Health apps have the power to give you back control over your own health if you know how to analyse the data and devise clear and logical objectives on the back of the information you retrieve. If the data begins to rule your life, then the numbers are provoking an emotional reaction rather than a pro-active logical one, this is where it is best to find a health professional to support you to find a clear and structured approach to your health and wellbeing.
If the data provides an extrinsic motivator to move more, recognise helpful or harmful eating habits and helps you develop self awareness around your behaviours, then health apps will revolutionise your wellbeing!
Litman, L., Rosen, Z., Spierer, D., Weinberger-Litman, S., Goldschein, A. and Robinson, J., 2015. Mobile Exercise Apps and Increased Leisure Time Exercise Activity: A Moderated Mediation Analysis of the Role of Self-Efficacy and Barriers.
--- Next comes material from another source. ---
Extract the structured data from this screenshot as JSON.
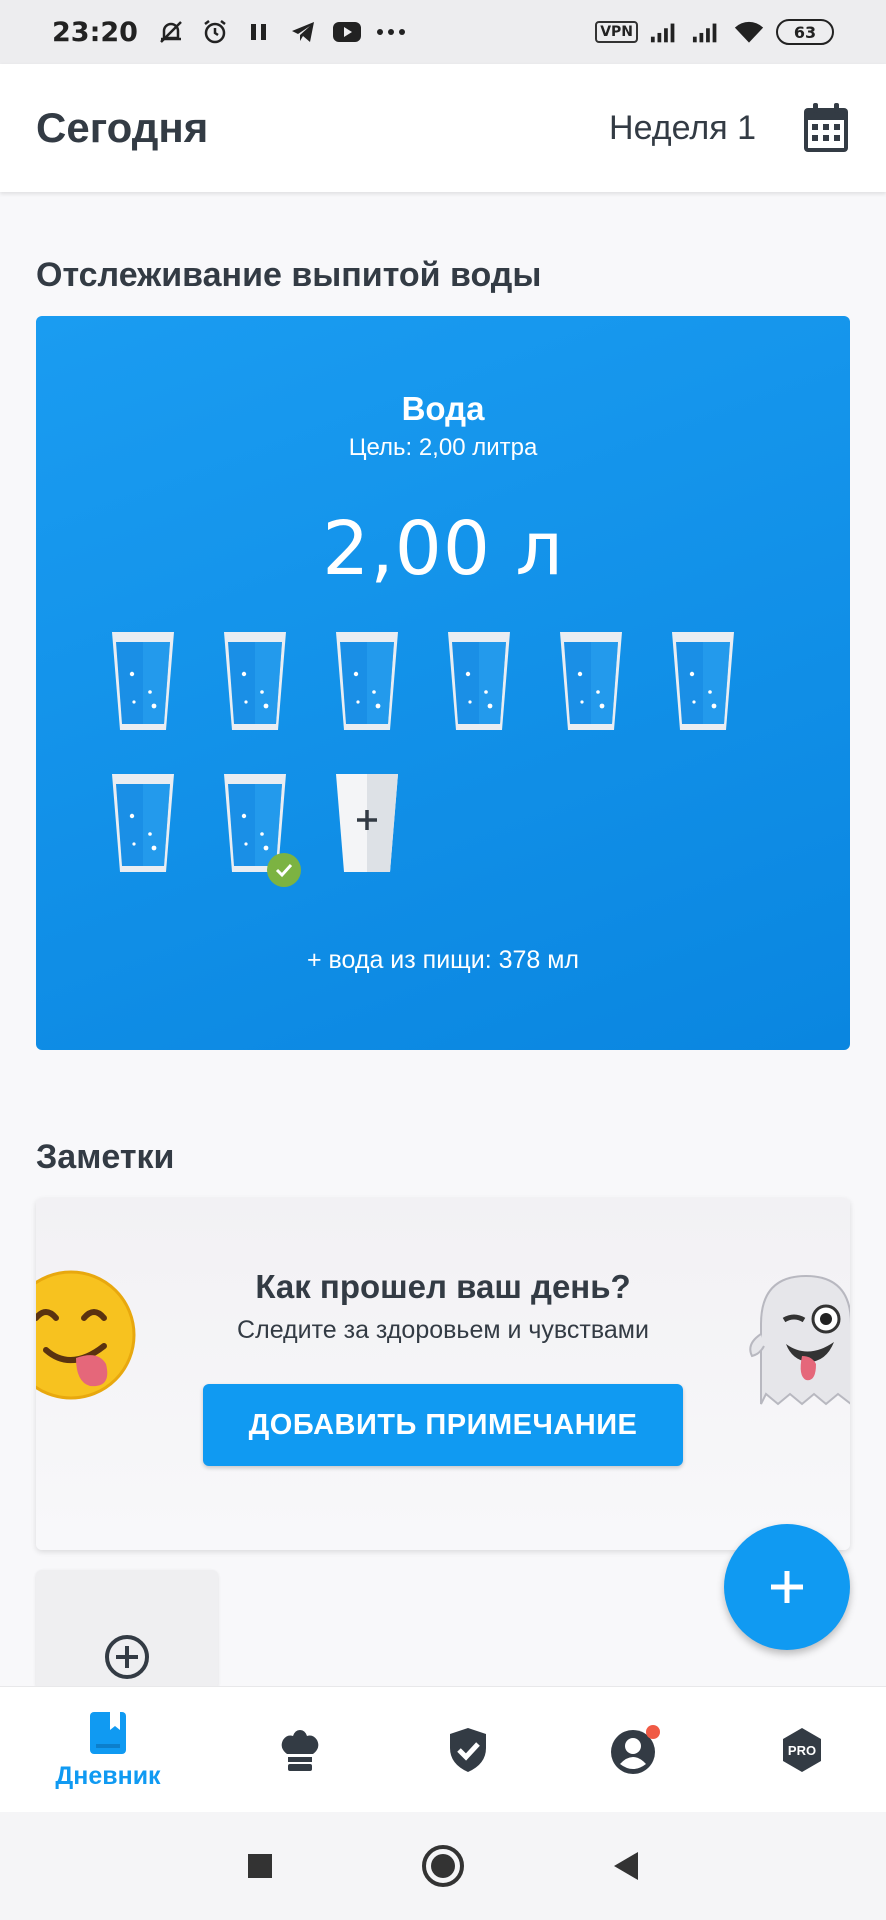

Journal of Medical Internet Research, 17(8), p.e195.
Etkin, J., 2016. The Hidden Cost of Personal Quantification. Journal of Consumer Research, 42(6), pp.967-984.
Shcherbina, A., Mattsson, C., Waggott, D., Salisbury, H., Christle, J., Hastie, T., Wheeler, M. and Ashley, E., 2017. Accuracy in Wrist-Worn, Sensor-Based Measurements of Heart Rate and Energy Expenditure in a Diverse Cohort. Journal of Personalized Medicine, 7(2), p.3.